Pneumatic actuators are important components for many various types of machines. Whether they are manually controlled or operated as part of an automated system, there are many reasons to monitor actuator position and integrate these considerations and information into the control scheme. Careful attention must be paid to the required physical and electrical characteristics that will help designers choose the best fit for absolutely any application.
FAQs (Frequently Asked Questions)
The most common types of pneumatic actuators include mini and round body cylinders, profile and tie-rod cylinders, rodless cylinders, along short stroke and compact cylinders. Each actuator type and its variations offer a unique set of characteristics and advantages based on the applications they serve. There are also a number of specialized pneumatic actuators available like grippers!
A pneumatic actuator is heavily reliant on the presence of pressurized gas or compressed air entering the chamber where pressure is built up. A basic method of controlling pneumatic actuators is the controlled kinetic movement of a piston or gear in a straight or circular mechanical motion which is created when the built-up pressure exceeds the required level in contrast to atmospheric pressure outside of the chamber. The valve’s positioning typically depends on how much air is supplied to the machine’s top chamber. Once the desired position is achieved, the valve is held in position and the air pressure stops changing.
If you are looking to control the speed of a pneumatic cylinder, the most effective way is to use a speed control valve or flow control valve to vary the amount of flow out of the exhaust port of the cylinder. In order to adjust the speed, the flow of air must be controlled, whereas adjusting the force of the cylinder should be handled by controlling the pressure. Although adjusting the pressure may have an effect on the speed, it is not a recommended method to control the speed.

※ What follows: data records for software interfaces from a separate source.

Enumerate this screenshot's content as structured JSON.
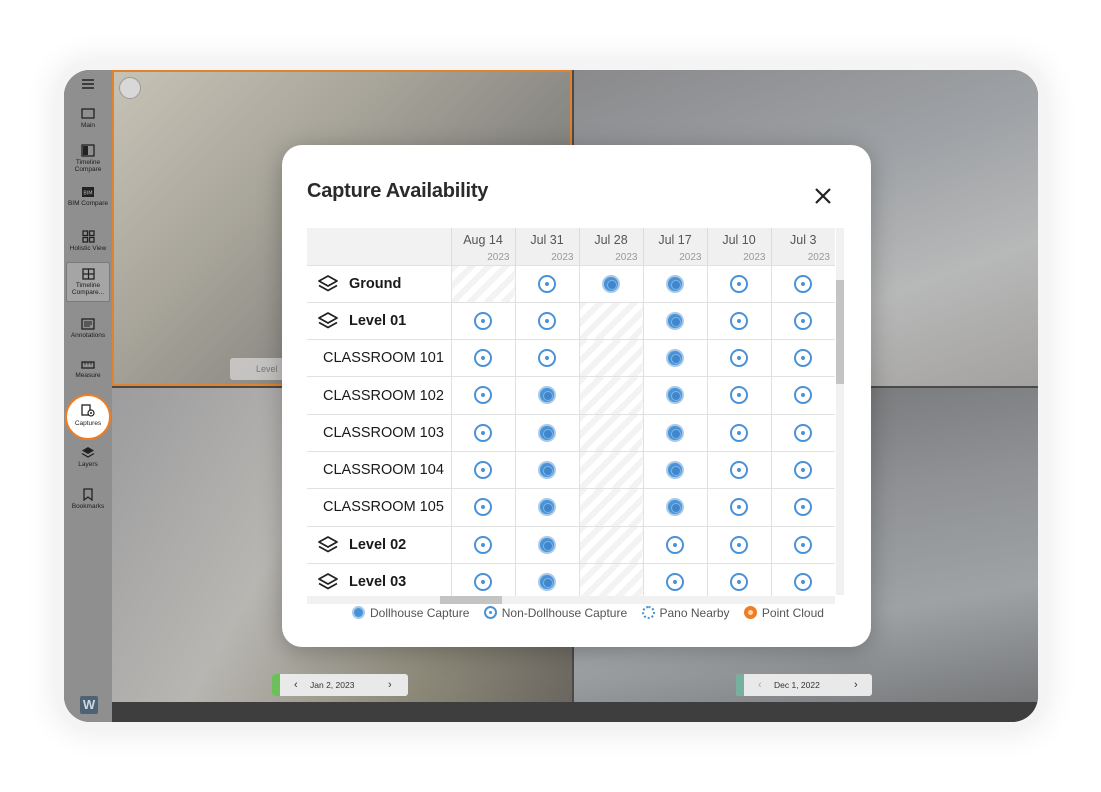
{
  "sidebar": {
    "items": [
      {
        "label": "Main",
        "icon": "monitor-icon"
      },
      {
        "label": "Timeline Compare",
        "icon": "timeline-compare-icon"
      },
      {
        "label": "BIM Compare",
        "icon": "bim-icon"
      },
      {
        "label": "Holistic View",
        "icon": "grid-icon"
      },
      {
        "label": "Timeline Compare...",
        "icon": "quad-view-icon"
      },
      {
        "label": "Annotations",
        "icon": "annotations-icon"
      },
      {
        "label": "Measure",
        "icon": "ruler-icon"
      },
      {
        "label": "Captures",
        "icon": "captures-icon"
      },
      {
        "label": "Layers",
        "icon": "layers-icon"
      },
      {
        "label": "Bookmarks",
        "icon": "bookmark-icon"
      }
    ],
    "logo": "W"
  },
  "panes": {
    "level_chip": "Level",
    "date_left": "Jan 2, 2023",
    "date_right": "Dec 1, 2022"
  },
  "modal": {
    "title": "Capture Availability",
    "columns": [
      {
        "date": "Aug 14",
        "year": "2023"
      },
      {
        "date": "Jul 31",
        "year": "2023"
      },
      {
        "date": "Jul 28",
        "year": "2023"
      },
      {
        "date": "Jul 17",
        "year": "2023"
      },
      {
        "date": "Jul 10",
        "year": "2023"
      },
      {
        "date": "Jul 3",
        "year": "2023"
      }
    ],
    "rows": [
      {
        "name": "Ground",
        "type": "level",
        "cells": [
          "none",
          "ndh",
          "dh",
          "dh",
          "ndh",
          "ndh"
        ]
      },
      {
        "name": "Level 01",
        "type": "level",
        "cells": [
          "ndh",
          "ndh",
          "none",
          "dh",
          "ndh",
          "ndh"
        ]
      },
      {
        "name": "CLASSROOM 101",
        "type": "room",
        "cells": [
          "ndh",
          "ndh",
          "none",
          "dh",
          "ndh",
          "ndh"
        ]
      },
      {
        "name": "CLASSROOM 102",
        "type": "room",
        "cells": [
          "ndh",
          "dh",
          "none",
          "dh",
          "ndh",
          "ndh"
        ]
      },
      {
        "name": "CLASSROOM 103",
        "type": "room",
        "cells": [
          "ndh",
          "dh",
          "none",
          "dh",
          "ndh",
          "ndh"
        ]
      },
      {
        "name": "CLASSROOM 104",
        "type": "room",
        "cells": [
          "ndh",
          "dh",
          "none",
          "dh",
          "ndh",
          "ndh"
        ]
      },
      {
        "name": "CLASSROOM 105",
        "type": "room",
        "cells": [
          "ndh",
          "dh",
          "none",
          "dh",
          "ndh",
          "ndh"
        ]
      },
      {
        "name": "Level 02",
        "type": "level",
        "cells": [
          "ndh",
          "dh",
          "none",
          "ndh",
          "ndh",
          "ndh"
        ]
      },
      {
        "name": "Level 03",
        "type": "level",
        "cells": [
          "ndh",
          "dh",
          "none",
          "ndh",
          "ndh",
          "ndh"
        ]
      }
    ],
    "legend": {
      "dollhouse": "Dollhouse Capture",
      "non_dollhouse": "Non-Dollhouse Capture",
      "pano_nearby": "Pano Nearby",
      "point_cloud": "Point Cloud"
    }
  },
  "colors": {
    "accent_orange": "#f07d22",
    "capture_blue": "#4a92d6",
    "sidebar_bg": "#8f8f8f"
  }
}
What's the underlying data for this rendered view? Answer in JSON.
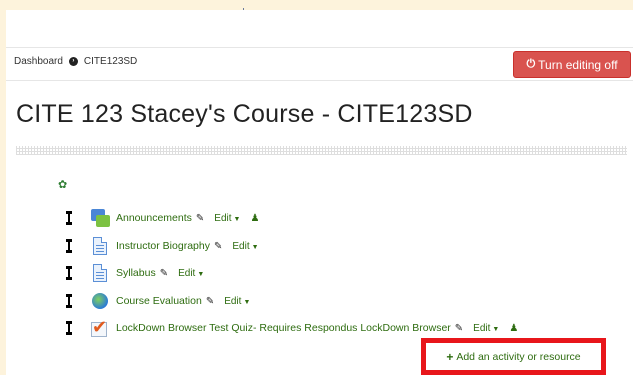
{
  "breadcrumb": {
    "items": [
      "Dashboard",
      "CITE123SD"
    ]
  },
  "header": {
    "edit_button": "Turn editing off",
    "edit_button_icon": "power-icon"
  },
  "course": {
    "title": "CITE 123 Stacey's Course - CITE123SD"
  },
  "activities": [
    {
      "name": "Announcements",
      "icon": "forum-icon",
      "edit_label": "Edit",
      "has_group_icon": true
    },
    {
      "name": "Instructor Biography",
      "icon": "page-icon",
      "edit_label": "Edit",
      "has_group_icon": false
    },
    {
      "name": "Syllabus",
      "icon": "page-icon",
      "edit_label": "Edit",
      "has_group_icon": false
    },
    {
      "name": "Course Evaluation",
      "icon": "feedback-icon",
      "edit_label": "Edit",
      "has_group_icon": false
    },
    {
      "name": "LockDown Browser Test Quiz- Requires Respondus LockDown Browser",
      "icon": "quiz-icon",
      "edit_label": "Edit",
      "has_group_icon": true
    }
  ],
  "add_activity": {
    "label": "Add an activity or resource"
  },
  "colors": {
    "accent_green": "#2e6c10",
    "danger_red": "#d9534f",
    "highlight_red": "#e8161b",
    "page_bg": "#fdf3dc"
  }
}
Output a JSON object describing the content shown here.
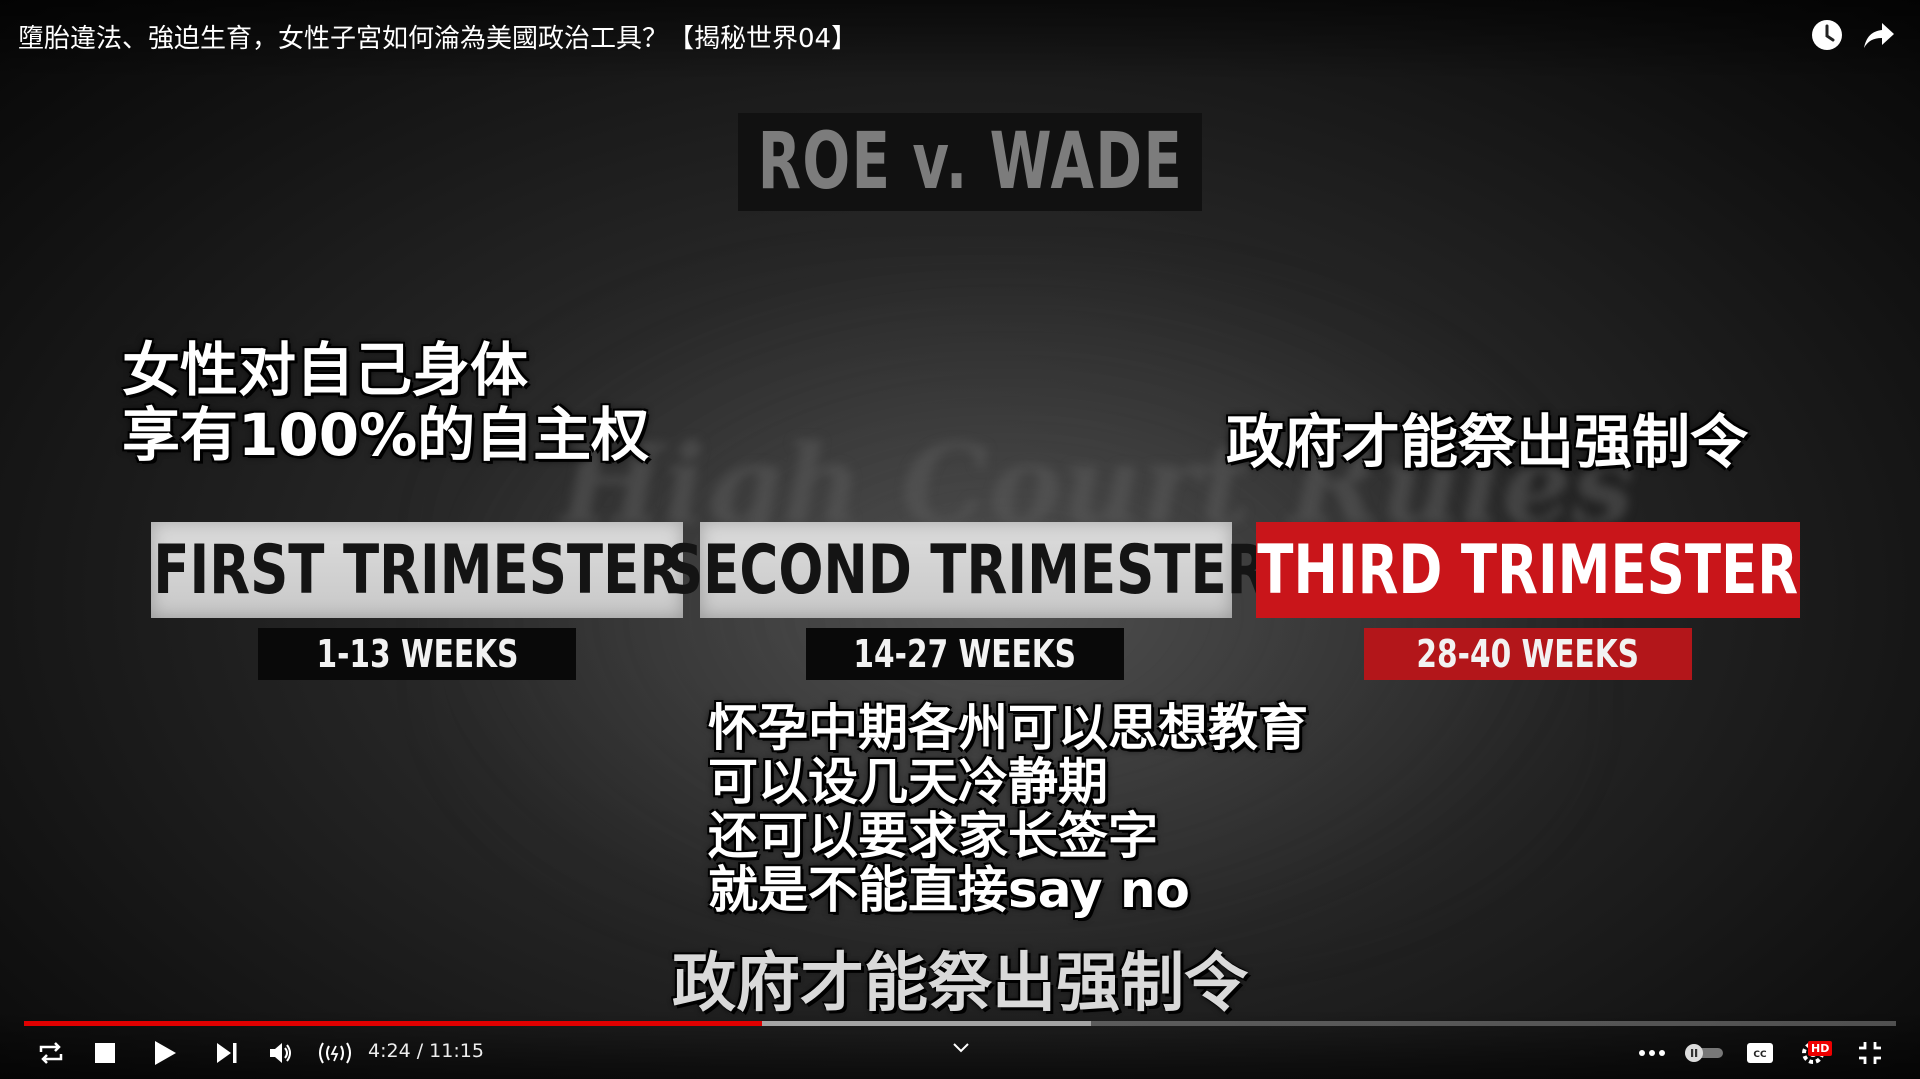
{
  "video": {
    "title": "墮胎違法、強迫生育，女性子宮如何淪為美國政治工具？【揭秘世界04】"
  },
  "top_actions": {
    "watch_later_icon": "clock-icon",
    "share_icon": "share-arrow-icon"
  },
  "frame": {
    "case_title": "ROE v. WADE",
    "background_headline": "High Court Rules",
    "trimesters": [
      {
        "label": "FIRST TRIMESTER",
        "weeks": "1-13 WEEKS",
        "color": "#d4d4d4"
      },
      {
        "label": "SECOND TRIMESTER",
        "weeks": "14-27 WEEKS",
        "color": "#d4d4d4"
      },
      {
        "label": "THIRD TRIMESTER",
        "weeks": "28-40 WEEKS",
        "color": "#c9151a"
      }
    ],
    "caption_left": [
      "女性对自己身体",
      "享有100%的自主权"
    ],
    "caption_right": "政府才能祭出强制令",
    "caption_middle": [
      "怀孕中期各州可以思想教育",
      "可以设几天冷静期",
      "还可以要求家长签字",
      "就是不能直接say no"
    ]
  },
  "subtitle": "政府才能祭出强制令",
  "player": {
    "current_time": "4:24",
    "separator": " / ",
    "duration": "11:15",
    "played_fraction": 0.394,
    "buffered_fraction": 0.57,
    "progress_color": "#e00000",
    "hd_badge": "HD",
    "icons": [
      "loop-icon",
      "stop-icon",
      "play-icon",
      "next-icon",
      "volume-icon",
      "live-broadcast-icon",
      "chevron-down-icon",
      "more-icon",
      "autoplay-toggle-icon",
      "captions-icon",
      "settings-icon",
      "exit-fullscreen-icon"
    ]
  }
}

The best way to control a double-acting pneumatic cylinder is by using a 5-port valve. These types of valves allow for the double-acting pneumatic cylinder to be pressurized and exhausted on both sides of the cylinder for extension and retraction.
Pneumatic actuators typically rely on the presence of some form of pressurized gas or compressed air entering a chamber where pressure is built up. Once this pressure exceeds the required pressure levels in contrast to the atmospheric pressure outside of the chamber, it creates a controlled kinetic movement of a piston or gear which can be directed in either a straight or circular mechanical motion, depending on the design of the pneumatic actuator.
If you have any questions regarding pneumatic actuators, please leave a comment below, with a photo if applicable, so that someone can help you!